3. Bacterial Evolution
Natural selection is most evident in life forms that have extremely rapid life cycles, such as bacteria. Bacteria can reproduce and span an entire generation in only a few short weeks. Many types of bacteria are helpful to human and animal health, but others cause infectious diseases. The quick evolution of disease-causing bacteria has been well documented and involves some of the most important medical research in the world.
A person who becomes ill can be given antibiotic drugs, which destroys the deadly bacteria in the human body, but not all of the bacteria get removed. The remaining bacteria that have already been contaminated by the antibiotic will become resistant to the drug in a short amount of time. If these certain bacteria reproduce then the disease will evolve to resist the medicines that we have developed. This is why antibiotics are becoming stronger and stronger, which is why medical researchers are always trying to develop more effective future medicines. As long as harmful bacteria and disease exist, evolution will be a formidable opponent against cures and medicine.
2. Land Living Ancestors of Whales
The giants of the sea have an extremely interesting story of origin. Whales are marine mammals of order Cetacea and have been left seriously endangered in many areas of the world. All cetaceans, including whales, dolphins and porpoises are the evolutionary decedents of land-living animals of the Artiodactyl order or even-toed ungulates. Today, certain cetaceans and artiodactyl are organized under the super-order Cetartiodactyla.
The term Cetartiodactyla is used to describe the classification that whales have evolved from within the artiodactyls. The hippopotamus is widely considered to be the closest land relative of the whale. Scientists and historians have estimated that whales entered the world’s oceans roughly 50 million years ago. Humans are just beginning to understand the complex behavior and characteristics of whales.
It is interesting that a species so large could evolve from land to sea. Cetaceans are the smartest creatures in the sea and this intelligence can be traced back to their modern land living ancestors. I wonder what geological phenomenon could have caused this mass population of animals to enter earth’s seas.
1. Evolution of Modern Man
As an organism evolves certain aspects of the anatomy become not as necessary and on occasion useless. This can be influenced by a new habitat, natural disaster, or even adaptation to disease prevention. When this occurs an organ that at one point in ancient history was essential for survival has become less important to the species. This is a sign of evolution and can clearly be seen in the human body.
Humans get goose bumps when they are cold, frightened, angry, or in awe of something. Before clothing goose bumps were an important way for humans to appear larger and more dangerous to prey. Today goose bumps have shrunk to an almost unnoticeable size. Humans also have an extra ear muscle, wisdom teeth, the appendix, and the Jacobson’s organ. The Jacobson’s organ is located in the nose of many animals. It is a smell organ which detects pheromones and can trigger sexual desire, alarm, and food sense. Humans are born with the organ, but early in development it shrinks and becomes useless.

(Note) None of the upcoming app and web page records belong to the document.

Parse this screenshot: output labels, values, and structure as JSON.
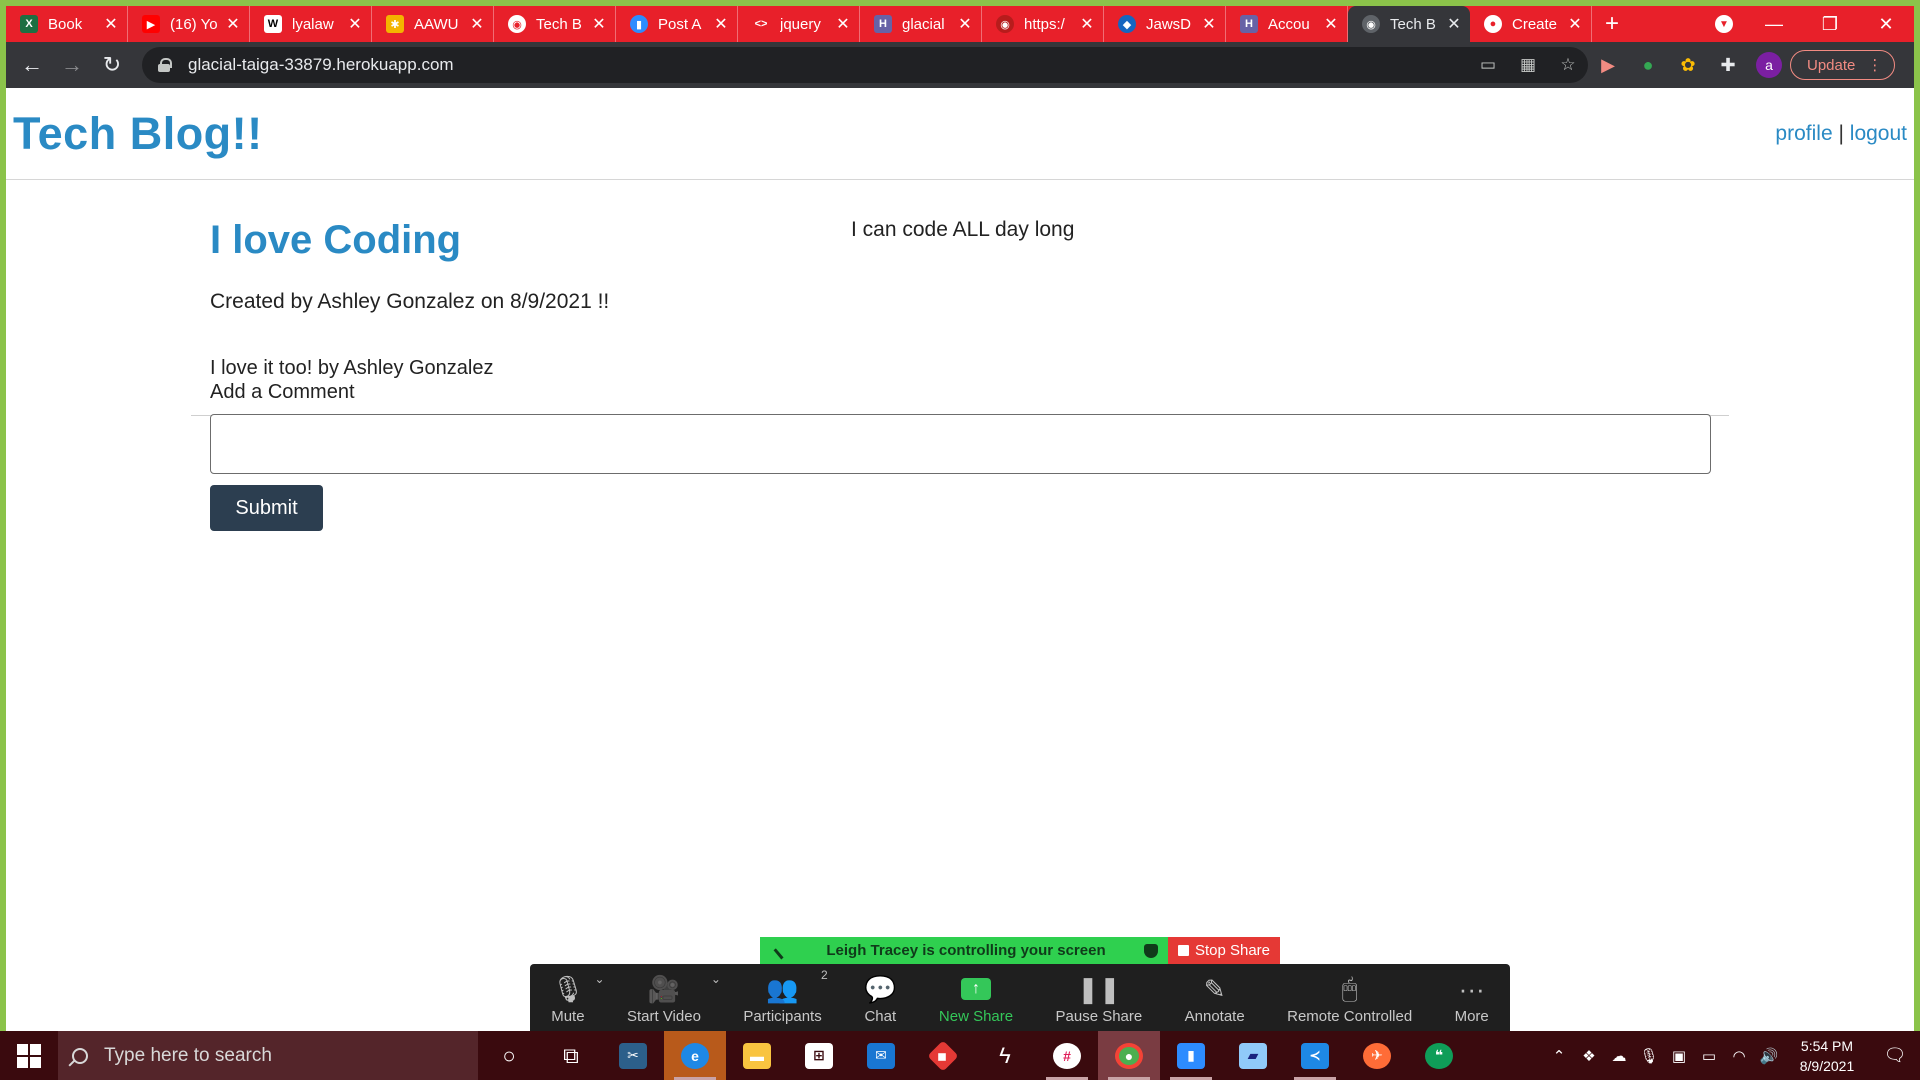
{
  "browser": {
    "tabs": [
      {
        "title": "Book",
        "favicon": "excel-icon",
        "color": "#1d6f42",
        "glyph": "X"
      },
      {
        "title": "(16) Yo",
        "favicon": "youtube-icon",
        "color": "#ff0000",
        "glyph": "▶"
      },
      {
        "title": "lyalaw",
        "favicon": "wikipedia-icon",
        "color": "#ffffff",
        "glyph": "W"
      },
      {
        "title": "AAWU",
        "favicon": "pinwheel-icon",
        "color": "#f4b400",
        "glyph": "✱"
      },
      {
        "title": "Tech B",
        "favicon": "globe-icon",
        "color": "#e8202a",
        "glyph": "◉"
      },
      {
        "title": "Post A",
        "favicon": "zoom-icon",
        "color": "#2d8cff",
        "glyph": "▮"
      },
      {
        "title": "jquery",
        "favicon": "code-icon",
        "color": "#e8202a",
        "glyph": "<>"
      },
      {
        "title": "glacial",
        "favicon": "heroku-icon",
        "color": "#6762a6",
        "glyph": "H"
      },
      {
        "title": "https:/",
        "favicon": "globe-icon",
        "color": "#b71c1c",
        "glyph": "◉"
      },
      {
        "title": "JawsD",
        "favicon": "jawsdb-icon",
        "color": "#1565c0",
        "glyph": "◆"
      },
      {
        "title": "Accou",
        "favicon": "heroku-icon",
        "color": "#6762a6",
        "glyph": "H"
      },
      {
        "title": "Tech B",
        "favicon": "globe-icon",
        "color": "#5f6368",
        "glyph": "◉",
        "active": true
      },
      {
        "title": "Create",
        "favicon": "github-icon",
        "color": "#e8202a",
        "glyph": "●"
      }
    ],
    "url": "glacial-taiga-33879.herokuapp.com",
    "update_label": "Update"
  },
  "site": {
    "title": "Tech Blog!!",
    "nav_profile": "profile",
    "nav_separator": "|",
    "nav_logout": "logout"
  },
  "post": {
    "title": "I love Coding",
    "meta": "Created by Ashley Gonzalez on 8/9/2021 !!",
    "body": "I can code ALL day long"
  },
  "comments": {
    "items": [
      "I love it too! by Ashley Gonzalez"
    ],
    "add_label": "Add a Comment",
    "input_value": "",
    "submit_label": "Submit"
  },
  "zoom": {
    "banner_text": "Leigh Tracey is controlling your screen",
    "stop_share": "Stop Share",
    "buttons": {
      "mute": "Mute",
      "start_video": "Start Video",
      "participants": "Participants",
      "participants_count": "2",
      "chat": "Chat",
      "new_share": "New Share",
      "pause_share": "Pause Share",
      "annotate": "Annotate",
      "remote_controlled": "Remote Controlled",
      "more": "More"
    }
  },
  "taskbar": {
    "search_placeholder": "Type here to search",
    "time": "5:54 PM",
    "date": "8/9/2021"
  }
}
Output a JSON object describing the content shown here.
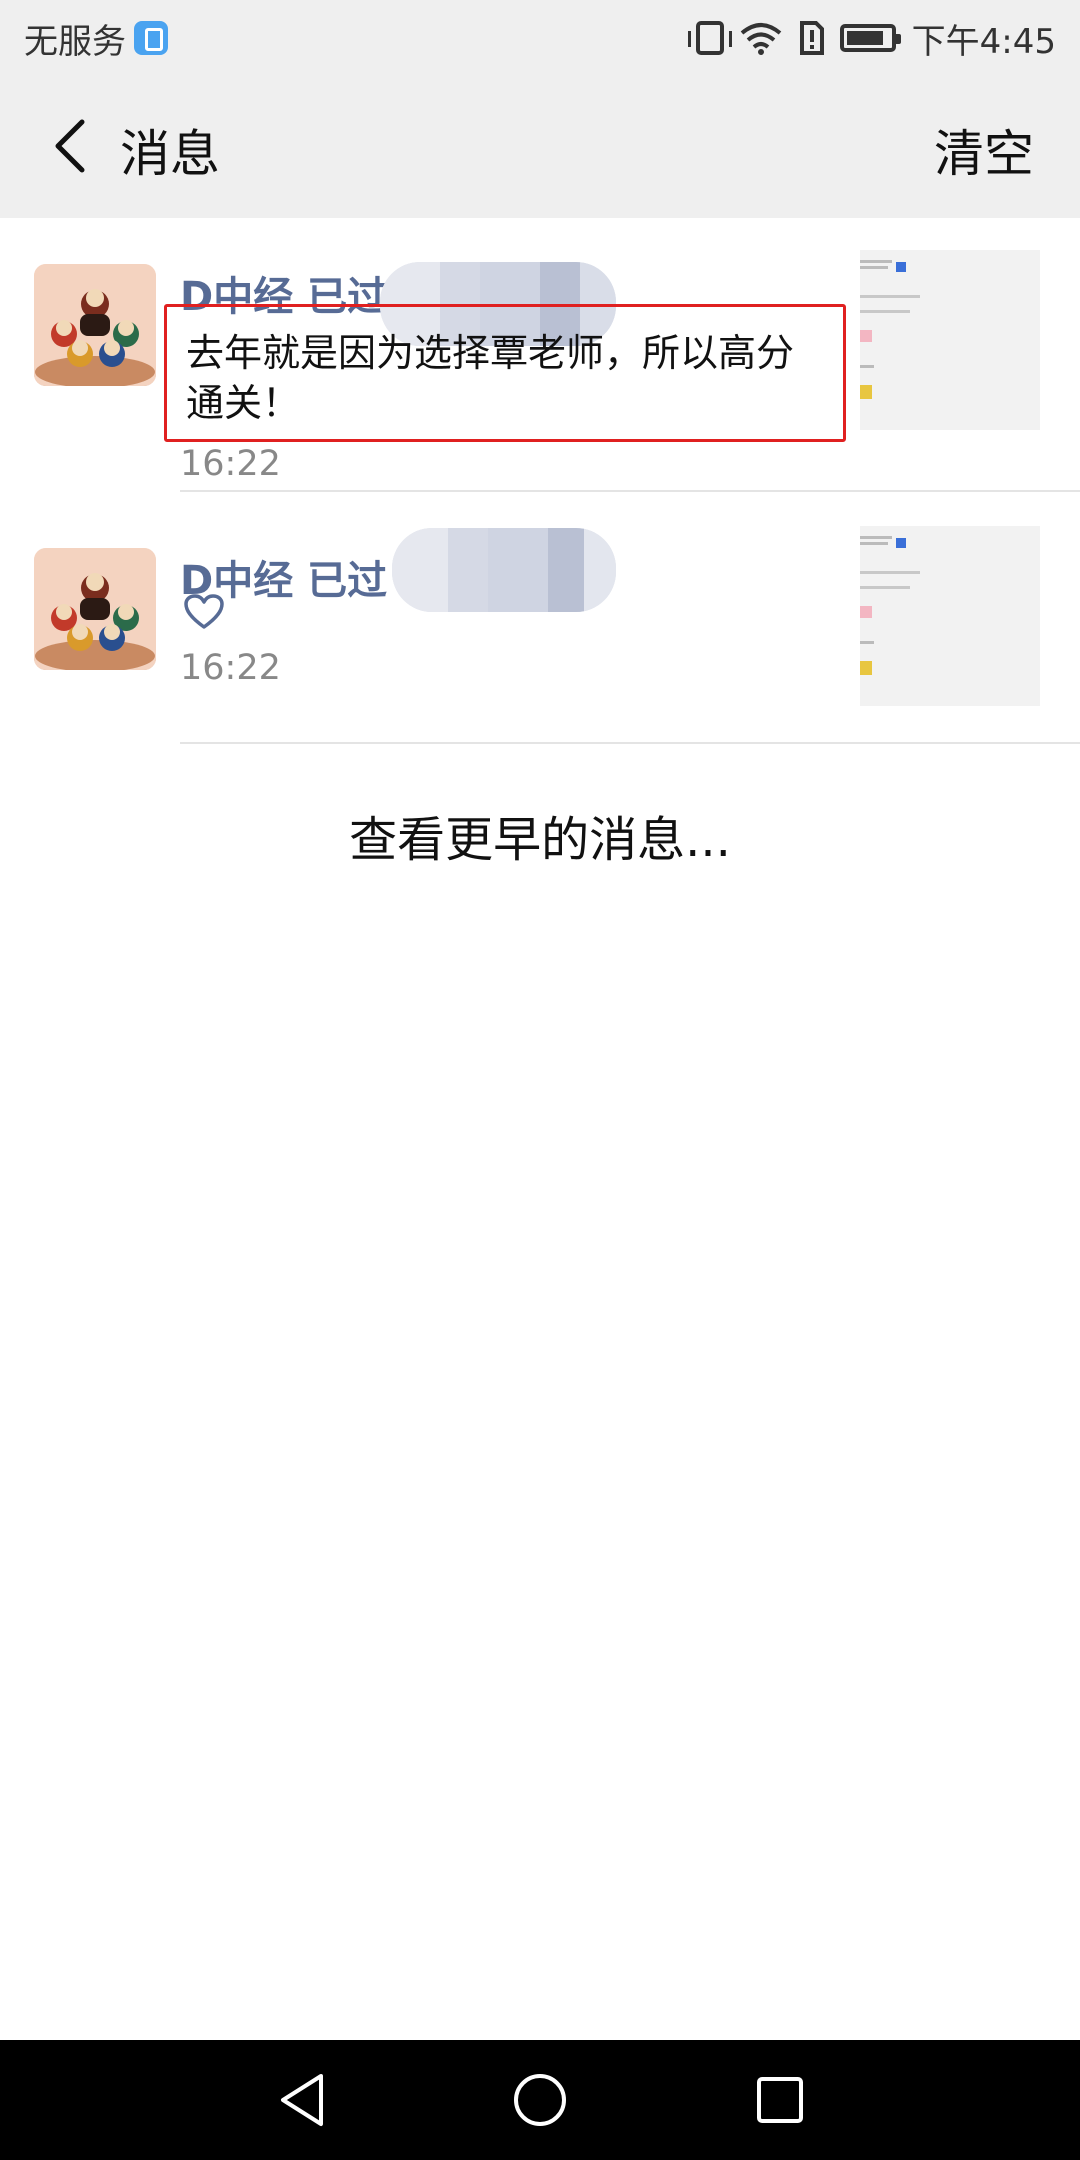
{
  "status_bar": {
    "carrier": "无服务",
    "time": "下午4:45",
    "icons": [
      "app-badge-icon",
      "vibrate-icon",
      "wifi-icon",
      "alert-icon",
      "battery-icon"
    ]
  },
  "header": {
    "title": "消息",
    "clear_label": "清空",
    "back_icon": "chevron-left-icon"
  },
  "messages": [
    {
      "sender": "D中经 已过",
      "content": "去年就是因为选择覃老师，所以高分通关！",
      "time": "16:22",
      "highlighted": true
    },
    {
      "sender": "D中经 已过",
      "content_icon": "heart-icon",
      "time": "16:22",
      "highlighted": false
    }
  ],
  "load_more": "查看更早的消息...",
  "nav_bar": {
    "icons": [
      "back-triangle-icon",
      "home-circle-icon",
      "recents-square-icon"
    ]
  },
  "colors": {
    "sender": "#576b95",
    "highlight_border": "#e02020",
    "header_bg": "#efefef",
    "nav_bg": "#000000"
  }
}
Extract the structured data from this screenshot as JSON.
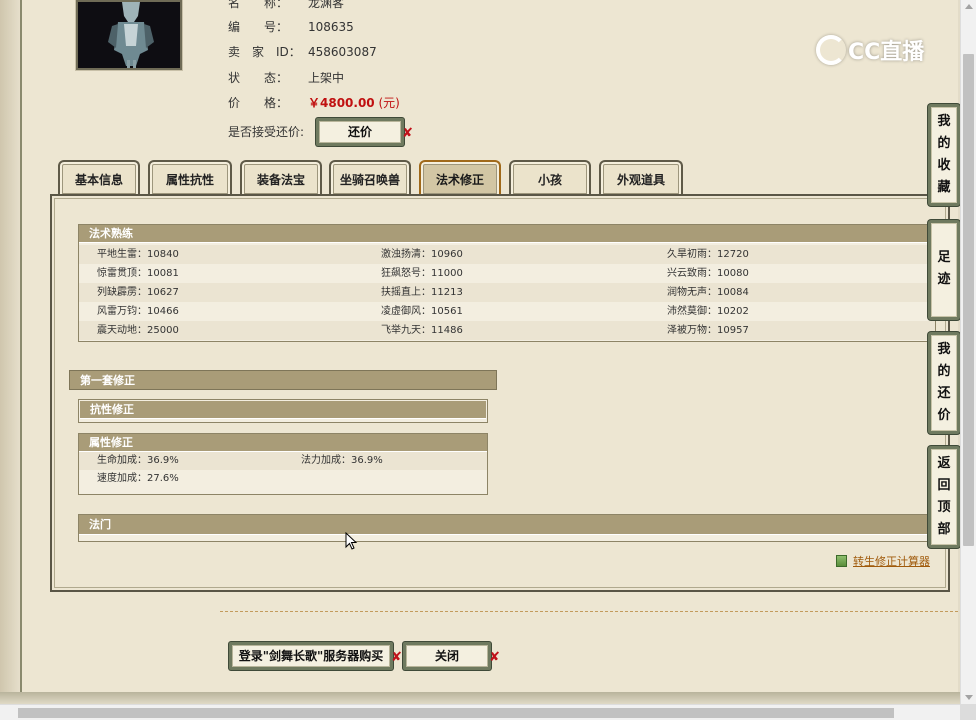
{
  "item": {
    "name_label": "名　　称：",
    "name_value": "龙渊客",
    "id_label": "编　　号：",
    "id_value": "108635",
    "seller_label": "卖　家　ID：",
    "seller_value": "458603087",
    "status_label": "状　　态：",
    "status_value": "上架中",
    "price_label": "价　　格：",
    "price_value": "￥4800.00",
    "price_unit": "(元)",
    "bargain_label": "是否接受还价:",
    "bargain_button": "还价"
  },
  "watermark": {
    "text": "CC直播",
    "icon": "cc-logo-icon"
  },
  "tabs": [
    {
      "label": "基本信息",
      "active": false
    },
    {
      "label": "属性抗性",
      "active": false
    },
    {
      "label": "装备法宝",
      "active": false
    },
    {
      "label": "坐骑召唤兽",
      "active": false
    },
    {
      "label": "法术修正",
      "active": true
    },
    {
      "label": "小孩",
      "active": false
    },
    {
      "label": "外观道具",
      "active": false
    }
  ],
  "skills": {
    "title": "法术熟练",
    "rows": [
      [
        "平地生雷：10840",
        "激浊扬清：10960",
        "久旱初雨：12720"
      ],
      [
        "惊雷贯顶：10081",
        "狂飙怒号：11000",
        "兴云致雨：10080"
      ],
      [
        "列缺霹雳：10627",
        "扶摇直上：11213",
        "润物无声：10084"
      ],
      [
        "风雷万钧：10466",
        "凌虚御风：10561",
        "沛然莫御：10202"
      ],
      [
        "震天动地：25000",
        "飞举九天：11486",
        "泽被万物：10957"
      ]
    ]
  },
  "correction": {
    "set_title": "第一套修正",
    "resist_title": "抗性修正",
    "attr_title": "属性修正",
    "attr_rows": [
      [
        "生命加成：36.9%",
        "法力加成：36.9%"
      ],
      [
        "速度加成：27.6%",
        ""
      ]
    ],
    "sect_title": "法门"
  },
  "calculator_link": "转生修正计算器",
  "buttons": {
    "login_buy": "登录\"剑舞长歌\"服务器购买",
    "close": "关闭"
  },
  "side_nav": [
    {
      "label": "我的收藏",
      "chars": [
        "我",
        "的",
        "收",
        "藏"
      ]
    },
    {
      "label": "足迹",
      "chars": [
        "足",
        "迹"
      ]
    },
    {
      "label": "我的还价",
      "chars": [
        "我",
        "的",
        "还",
        "价"
      ]
    },
    {
      "label": "返回顶部",
      "chars": [
        "返",
        "回",
        "顶",
        "部"
      ]
    }
  ],
  "colors": {
    "accent_red": "#c01010",
    "header_tan": "#a99c78",
    "link_orange": "#a05a0b"
  }
}
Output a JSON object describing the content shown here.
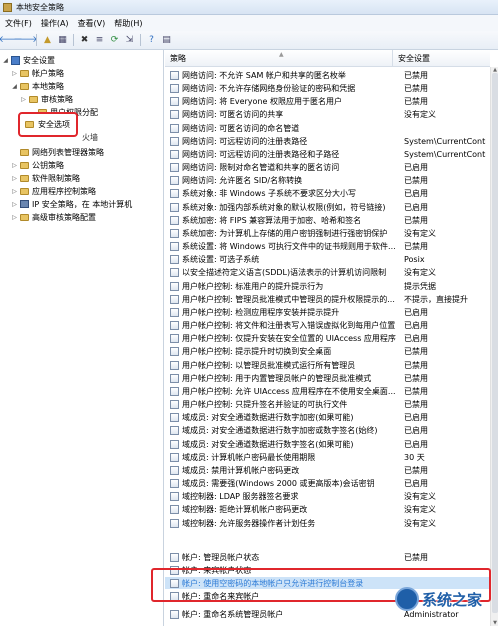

The plantaris muscle is used by many animals for gripping and manipulating objects with their feet. Humans are born with this muscle, but it is so underdeveloped that it is often taken out by doctors to reconstruct other areas of the body. Approximately 9% of the human population is born without the plantaris muscle.